Lloyd’s, which on Monday got first level approval to provide onshore reinsurance services in India, said it would push the government to relax a rule that puts Indian re-insurance companies at a favourable position against foreign insurers.
John Frederick Nelson, the chairman of Lloyd’s, toldBusiness Standard, We are excited to have got the licence from the insurance regulator last week, but we think the expansion of the Indian market could be slowed by the unequal treatment.
He also said Lloyd’s could consider joining India’s sole re-insurer, as of now GIC Re, in the Indian nuclear liability pool. We have to take those decisions as we go along.
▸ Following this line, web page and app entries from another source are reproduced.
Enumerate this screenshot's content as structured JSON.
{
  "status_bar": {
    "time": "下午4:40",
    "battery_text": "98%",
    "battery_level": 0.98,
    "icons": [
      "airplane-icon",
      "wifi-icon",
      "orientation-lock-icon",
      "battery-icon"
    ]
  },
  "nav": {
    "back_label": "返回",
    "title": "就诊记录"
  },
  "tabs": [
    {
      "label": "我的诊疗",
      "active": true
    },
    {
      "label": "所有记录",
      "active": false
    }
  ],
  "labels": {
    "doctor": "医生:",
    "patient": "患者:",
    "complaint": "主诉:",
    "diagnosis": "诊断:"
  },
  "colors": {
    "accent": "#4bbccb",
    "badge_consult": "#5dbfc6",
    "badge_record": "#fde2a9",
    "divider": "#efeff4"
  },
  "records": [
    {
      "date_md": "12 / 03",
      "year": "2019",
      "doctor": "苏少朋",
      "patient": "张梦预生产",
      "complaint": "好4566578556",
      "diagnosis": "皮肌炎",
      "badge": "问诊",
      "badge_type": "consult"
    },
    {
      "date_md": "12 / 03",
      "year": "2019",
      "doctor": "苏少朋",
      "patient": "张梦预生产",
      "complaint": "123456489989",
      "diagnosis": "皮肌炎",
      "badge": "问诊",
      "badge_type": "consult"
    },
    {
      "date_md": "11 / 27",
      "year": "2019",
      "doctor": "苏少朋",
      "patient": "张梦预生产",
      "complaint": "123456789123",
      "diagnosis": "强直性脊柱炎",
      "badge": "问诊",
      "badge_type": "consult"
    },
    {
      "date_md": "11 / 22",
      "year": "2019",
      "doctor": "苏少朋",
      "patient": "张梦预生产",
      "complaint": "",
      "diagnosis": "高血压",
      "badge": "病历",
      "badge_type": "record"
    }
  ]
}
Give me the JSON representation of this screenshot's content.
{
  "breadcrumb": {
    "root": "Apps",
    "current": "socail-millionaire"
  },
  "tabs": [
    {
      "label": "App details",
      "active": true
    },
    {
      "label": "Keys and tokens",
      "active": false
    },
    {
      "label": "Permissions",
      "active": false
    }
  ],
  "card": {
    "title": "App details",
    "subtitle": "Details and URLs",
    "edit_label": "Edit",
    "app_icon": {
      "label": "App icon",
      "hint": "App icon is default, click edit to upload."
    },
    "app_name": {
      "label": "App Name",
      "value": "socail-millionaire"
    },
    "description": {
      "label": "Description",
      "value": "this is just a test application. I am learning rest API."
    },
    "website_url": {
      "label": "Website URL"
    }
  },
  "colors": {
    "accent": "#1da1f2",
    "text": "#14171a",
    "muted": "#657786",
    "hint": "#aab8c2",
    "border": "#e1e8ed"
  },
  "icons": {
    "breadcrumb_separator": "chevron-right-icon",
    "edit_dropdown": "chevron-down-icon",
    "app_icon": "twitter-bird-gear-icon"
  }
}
But yes, in principle, we are open.
Nelson is in Delhi as part of a delegation of CEOs of UK-based companies that have accompanied UK Prime Minister Theresa May.
The permission that Lloyd’s got on Monday will allow it to set up a branch in India in 2017. It got an R1 licence, which is the first stage of approval for any insurance entity in India. After R1, the regulator gives R2 and R3 licences to make a branch operational.
The Insurance Regulatory Development Authority of India had already approved the first stage licence, or R1, to four foreign re-insurers and one Indian entity, ITI Re-insurance, but under two categories.
The first category is for Indian re-insurers who will get a minimum of 5 per cent of each new domestic reinsurance business. The rest can be farmed out among the foreign players. Nelson wants this asymmetry to be erased.
Lloyd’s is the world’s oldest insurance venture. The society of underwriters has been in operation since 1688 and even today ranks sixth among all the re-insurance companies of the world by premium received.
The emergence of the foreign reinsurers will be a challenge for GIC Re which has so far enjoyed a monopoly position in the domestic reinsurance market.
For instance, the nuclear liability pool to ring-fence the risks of nuclear power plant operators in India is exclusively run by GIC Re with participation from mostly state-run general insurance companies.
Nelson said the launch of their reinsurance business will be a slow start in India from next year, their third Asian base after Singapore and China. Some of the Indian business getting written in Singapore should fly back here once the market stabilises, he said.
Opening up of the Indian re-insurance market has been seen as a major piece of reform of the Indian financial sector.
The NDA government has liberalised the sector as a part of allowing 49 per cent foreign investment into it, last year.
One of the changes allowed is to permit foreign re-insurance companies to set up shop in India, including Lloyd’s which is strictly not a company but a society of underwriters, who offer cover for almost all sorts of risk, personal or business.
Curated from Lloyd’s to push for level playing field